AIM OF THE TASK: Wherever "مبلغ" turns up in the entries, copy out the line that holds it.

SOURCE DATA:

= Beginning of Section =

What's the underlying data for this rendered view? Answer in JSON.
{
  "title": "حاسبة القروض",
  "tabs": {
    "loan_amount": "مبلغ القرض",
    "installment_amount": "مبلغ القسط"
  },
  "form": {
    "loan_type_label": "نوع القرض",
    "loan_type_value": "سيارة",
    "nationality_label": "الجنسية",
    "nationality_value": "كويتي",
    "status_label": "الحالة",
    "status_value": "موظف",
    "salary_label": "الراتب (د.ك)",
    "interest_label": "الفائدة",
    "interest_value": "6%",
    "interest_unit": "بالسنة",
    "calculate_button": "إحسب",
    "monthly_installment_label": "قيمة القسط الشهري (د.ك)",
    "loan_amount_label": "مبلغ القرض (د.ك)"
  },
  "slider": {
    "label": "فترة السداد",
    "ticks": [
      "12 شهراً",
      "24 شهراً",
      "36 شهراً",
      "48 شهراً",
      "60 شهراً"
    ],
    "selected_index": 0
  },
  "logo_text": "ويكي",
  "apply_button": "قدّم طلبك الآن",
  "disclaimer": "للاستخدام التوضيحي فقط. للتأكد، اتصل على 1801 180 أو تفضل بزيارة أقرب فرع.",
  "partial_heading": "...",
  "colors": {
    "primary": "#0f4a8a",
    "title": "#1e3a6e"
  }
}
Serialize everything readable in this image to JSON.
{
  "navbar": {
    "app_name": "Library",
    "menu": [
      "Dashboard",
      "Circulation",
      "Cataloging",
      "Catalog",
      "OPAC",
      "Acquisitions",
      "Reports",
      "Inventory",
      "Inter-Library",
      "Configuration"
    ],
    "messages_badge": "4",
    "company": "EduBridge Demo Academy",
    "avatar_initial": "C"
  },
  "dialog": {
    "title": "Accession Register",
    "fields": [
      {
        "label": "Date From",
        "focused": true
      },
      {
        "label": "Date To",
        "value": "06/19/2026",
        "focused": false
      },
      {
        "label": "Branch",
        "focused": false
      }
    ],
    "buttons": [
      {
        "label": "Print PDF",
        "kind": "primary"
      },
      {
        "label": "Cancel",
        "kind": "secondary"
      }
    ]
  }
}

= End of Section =

RESPONSE AREA:
    "loan_amount": "مبلغ القرض",
    "installment_amount": "مبلغ القسط"
    "loan_amount_label": "مبلغ القرض (د.ك)"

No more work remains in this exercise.